Now, Hurricane Harvey has underlined for me the importance of those real-world connections. As I looked at the photos from my students, I was struck by how geography concepts can affect us in very real — even life-threatening — ways.

I had planned to teach a lesson at the end of the year about how urbanization affects the environment. The lesson looks at how urbanization can exacerbate flooding: for example, how paving over grassy areas can increase the speed with which rain reaches the bayous, causing the water levels to rise faster. I would then have students evaluate different policies cities can adopt to mitigate that risk, such as encouraging the building on brownfield rather than greenfield sites and passing laws to protect farmland — options that have significant benefits but also significant costs.

I have decided to move this lesson up in the curriculum and teach it when we have school again. School is scheduled to start again on Tuesday, though at this stage everything is provisional, as each hour we find out about more families that have had their homes destroyed by the rising waters. It is still unclear how all our staff, let alone students, will get to school.

I am worried that the lesson could re-traumatize students who have experienced so much trauma in the past few days. I know I will need to make an active effort to make students feel comfortable stepping into the hall if they are feeling overwhelmed. However, my experiences with the recent presidential election make me think that this lesson is exactly what some students might need.

After the election, many students were genuinely confused about what had happened. One question in particular was on their minds: How you can you win the popular vote but not the election? We talked through the Electoral College together, and having clarity about what had happened and why it happened seemed to give them a firmer foundation to build on as they processed their emotions. I am hopeful that teaching about flooding will help ground them in a similar way.

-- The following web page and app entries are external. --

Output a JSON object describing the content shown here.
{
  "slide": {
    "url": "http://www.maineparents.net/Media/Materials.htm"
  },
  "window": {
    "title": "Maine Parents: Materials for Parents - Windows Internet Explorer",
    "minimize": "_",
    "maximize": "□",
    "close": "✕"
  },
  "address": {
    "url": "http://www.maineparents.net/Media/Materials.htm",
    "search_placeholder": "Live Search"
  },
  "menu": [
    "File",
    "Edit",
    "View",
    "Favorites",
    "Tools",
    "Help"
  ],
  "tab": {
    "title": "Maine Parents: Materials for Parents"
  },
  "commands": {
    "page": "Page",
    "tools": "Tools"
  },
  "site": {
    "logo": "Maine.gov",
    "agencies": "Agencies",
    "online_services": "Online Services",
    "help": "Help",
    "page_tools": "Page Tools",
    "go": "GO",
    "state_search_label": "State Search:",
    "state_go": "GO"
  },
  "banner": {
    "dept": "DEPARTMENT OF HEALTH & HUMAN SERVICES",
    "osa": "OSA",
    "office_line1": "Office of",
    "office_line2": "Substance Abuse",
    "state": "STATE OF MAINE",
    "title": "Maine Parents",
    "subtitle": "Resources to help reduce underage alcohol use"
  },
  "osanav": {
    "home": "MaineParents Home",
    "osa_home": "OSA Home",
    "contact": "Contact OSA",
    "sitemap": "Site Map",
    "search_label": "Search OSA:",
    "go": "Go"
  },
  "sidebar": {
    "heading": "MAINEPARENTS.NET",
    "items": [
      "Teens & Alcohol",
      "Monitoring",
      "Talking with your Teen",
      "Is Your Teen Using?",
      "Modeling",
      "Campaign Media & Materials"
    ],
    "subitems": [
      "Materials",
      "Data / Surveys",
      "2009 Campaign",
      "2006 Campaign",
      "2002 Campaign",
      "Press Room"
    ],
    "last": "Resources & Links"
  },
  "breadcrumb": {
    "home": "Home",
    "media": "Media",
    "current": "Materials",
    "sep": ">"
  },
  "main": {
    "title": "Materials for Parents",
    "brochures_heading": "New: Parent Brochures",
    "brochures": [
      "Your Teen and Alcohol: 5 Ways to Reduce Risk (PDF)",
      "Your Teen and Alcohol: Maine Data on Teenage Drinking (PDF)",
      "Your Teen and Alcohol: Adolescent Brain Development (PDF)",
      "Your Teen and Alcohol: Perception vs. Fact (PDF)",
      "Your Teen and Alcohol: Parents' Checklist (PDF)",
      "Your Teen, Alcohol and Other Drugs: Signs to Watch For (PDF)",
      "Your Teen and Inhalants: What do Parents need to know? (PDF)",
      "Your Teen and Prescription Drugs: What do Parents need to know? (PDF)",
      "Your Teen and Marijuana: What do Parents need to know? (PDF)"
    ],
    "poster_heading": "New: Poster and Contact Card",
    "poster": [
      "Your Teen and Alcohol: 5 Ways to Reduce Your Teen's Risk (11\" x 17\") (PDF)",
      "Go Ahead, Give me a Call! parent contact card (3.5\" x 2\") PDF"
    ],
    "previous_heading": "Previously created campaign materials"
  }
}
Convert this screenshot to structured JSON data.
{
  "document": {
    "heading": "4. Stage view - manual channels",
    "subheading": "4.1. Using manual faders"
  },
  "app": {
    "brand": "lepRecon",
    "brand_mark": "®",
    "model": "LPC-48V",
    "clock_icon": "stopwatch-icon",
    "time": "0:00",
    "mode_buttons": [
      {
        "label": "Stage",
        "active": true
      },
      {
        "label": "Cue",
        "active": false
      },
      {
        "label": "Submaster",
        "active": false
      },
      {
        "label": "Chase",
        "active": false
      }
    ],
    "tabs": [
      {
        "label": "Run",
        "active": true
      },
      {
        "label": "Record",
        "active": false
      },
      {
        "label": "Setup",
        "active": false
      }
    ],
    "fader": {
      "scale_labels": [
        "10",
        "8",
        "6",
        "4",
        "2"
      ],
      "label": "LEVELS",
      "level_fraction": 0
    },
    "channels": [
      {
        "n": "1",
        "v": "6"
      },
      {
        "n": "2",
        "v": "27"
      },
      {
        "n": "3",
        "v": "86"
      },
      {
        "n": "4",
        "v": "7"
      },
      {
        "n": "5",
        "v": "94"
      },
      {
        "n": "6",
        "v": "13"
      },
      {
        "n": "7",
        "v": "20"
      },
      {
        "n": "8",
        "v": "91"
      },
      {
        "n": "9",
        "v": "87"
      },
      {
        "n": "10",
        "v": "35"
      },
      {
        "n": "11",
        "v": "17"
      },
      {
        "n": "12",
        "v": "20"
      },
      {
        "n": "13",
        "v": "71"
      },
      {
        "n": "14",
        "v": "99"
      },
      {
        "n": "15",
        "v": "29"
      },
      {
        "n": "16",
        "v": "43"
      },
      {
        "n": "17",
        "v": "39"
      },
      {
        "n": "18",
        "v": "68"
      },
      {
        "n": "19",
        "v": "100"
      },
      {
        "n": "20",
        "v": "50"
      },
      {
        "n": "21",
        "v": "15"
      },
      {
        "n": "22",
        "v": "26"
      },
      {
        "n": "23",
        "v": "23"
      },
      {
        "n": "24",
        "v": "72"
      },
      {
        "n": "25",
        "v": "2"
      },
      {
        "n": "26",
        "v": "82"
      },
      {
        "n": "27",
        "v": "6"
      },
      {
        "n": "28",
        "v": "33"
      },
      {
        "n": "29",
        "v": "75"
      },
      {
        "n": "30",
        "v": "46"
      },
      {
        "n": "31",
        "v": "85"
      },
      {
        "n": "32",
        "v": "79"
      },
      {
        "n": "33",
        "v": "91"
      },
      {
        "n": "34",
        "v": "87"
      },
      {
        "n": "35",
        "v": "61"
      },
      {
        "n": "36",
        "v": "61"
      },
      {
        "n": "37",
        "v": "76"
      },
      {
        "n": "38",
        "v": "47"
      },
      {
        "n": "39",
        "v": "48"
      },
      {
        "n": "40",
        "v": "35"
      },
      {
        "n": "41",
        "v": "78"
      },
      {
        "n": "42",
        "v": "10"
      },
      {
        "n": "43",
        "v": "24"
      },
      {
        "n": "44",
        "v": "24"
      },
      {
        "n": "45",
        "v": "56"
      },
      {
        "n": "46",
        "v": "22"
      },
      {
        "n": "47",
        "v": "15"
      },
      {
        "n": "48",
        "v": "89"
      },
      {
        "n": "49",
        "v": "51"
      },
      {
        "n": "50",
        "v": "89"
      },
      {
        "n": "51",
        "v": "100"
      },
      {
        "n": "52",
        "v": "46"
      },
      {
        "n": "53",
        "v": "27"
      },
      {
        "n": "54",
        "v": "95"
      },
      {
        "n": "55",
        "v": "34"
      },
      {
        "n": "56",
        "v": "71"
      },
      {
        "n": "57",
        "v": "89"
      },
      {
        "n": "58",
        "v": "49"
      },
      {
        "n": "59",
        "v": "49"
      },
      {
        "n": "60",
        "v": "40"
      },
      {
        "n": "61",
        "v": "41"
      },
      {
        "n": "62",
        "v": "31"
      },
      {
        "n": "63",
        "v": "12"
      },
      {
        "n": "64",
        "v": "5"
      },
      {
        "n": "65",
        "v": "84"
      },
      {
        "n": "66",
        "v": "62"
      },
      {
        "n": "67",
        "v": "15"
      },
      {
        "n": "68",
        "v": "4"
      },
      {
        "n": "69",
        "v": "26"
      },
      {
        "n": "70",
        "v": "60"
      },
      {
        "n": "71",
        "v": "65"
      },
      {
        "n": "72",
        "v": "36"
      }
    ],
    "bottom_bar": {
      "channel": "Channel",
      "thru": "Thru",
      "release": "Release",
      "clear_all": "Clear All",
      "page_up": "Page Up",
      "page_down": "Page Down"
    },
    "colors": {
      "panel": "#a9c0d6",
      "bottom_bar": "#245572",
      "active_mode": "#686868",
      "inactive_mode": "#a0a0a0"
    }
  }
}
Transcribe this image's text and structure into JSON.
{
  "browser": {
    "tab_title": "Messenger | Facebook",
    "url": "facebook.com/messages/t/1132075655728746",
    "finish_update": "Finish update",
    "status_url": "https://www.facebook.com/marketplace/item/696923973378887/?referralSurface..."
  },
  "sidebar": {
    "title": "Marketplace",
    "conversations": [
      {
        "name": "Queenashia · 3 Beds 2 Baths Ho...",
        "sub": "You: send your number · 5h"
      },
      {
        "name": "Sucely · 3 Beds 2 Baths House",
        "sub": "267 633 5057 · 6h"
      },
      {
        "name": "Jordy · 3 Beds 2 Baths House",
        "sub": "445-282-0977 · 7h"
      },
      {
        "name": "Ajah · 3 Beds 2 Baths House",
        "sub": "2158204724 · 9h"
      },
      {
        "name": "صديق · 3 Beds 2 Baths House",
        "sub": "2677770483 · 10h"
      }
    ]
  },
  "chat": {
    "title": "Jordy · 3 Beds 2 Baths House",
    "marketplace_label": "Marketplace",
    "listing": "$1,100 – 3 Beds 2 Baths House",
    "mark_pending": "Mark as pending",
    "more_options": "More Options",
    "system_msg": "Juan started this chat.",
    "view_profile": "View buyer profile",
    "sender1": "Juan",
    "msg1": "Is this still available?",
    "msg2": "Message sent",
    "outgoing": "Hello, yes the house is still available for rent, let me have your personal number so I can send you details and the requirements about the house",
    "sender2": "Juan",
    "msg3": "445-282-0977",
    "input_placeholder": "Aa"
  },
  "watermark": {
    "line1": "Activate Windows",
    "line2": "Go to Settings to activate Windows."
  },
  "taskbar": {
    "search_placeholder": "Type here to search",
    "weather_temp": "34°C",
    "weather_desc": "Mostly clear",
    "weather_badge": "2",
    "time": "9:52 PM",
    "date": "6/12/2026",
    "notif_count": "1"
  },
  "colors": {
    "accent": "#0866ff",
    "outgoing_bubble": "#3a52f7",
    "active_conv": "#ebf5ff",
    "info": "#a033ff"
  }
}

This lesson about flooding was once simply another lesson in the curriculum, but now it has taken on a new urgency. In moments of disaster, it is easy to feel powerless; I certainly could not help the people I saw posting on Facebook that they were been on hold with 911 for hours while standing on their roofs.

Yet teachers have a unique power — the power to shape the minds of future generations to solve the problems that we face. Houston’s location means that it will always be susceptible to flooding. But by teaching about the flood I hope I can play a small role in helping our city avoid repeating some of the tragic scenes I witnessed this week.

Alex McNaughton teaches history and geography at YES Prep Southeast in Houston.

Looking to help? YES Prep is collecting donations to support its students and their families. Houston ISD and KIPP Houston are also soliciting donations for their students.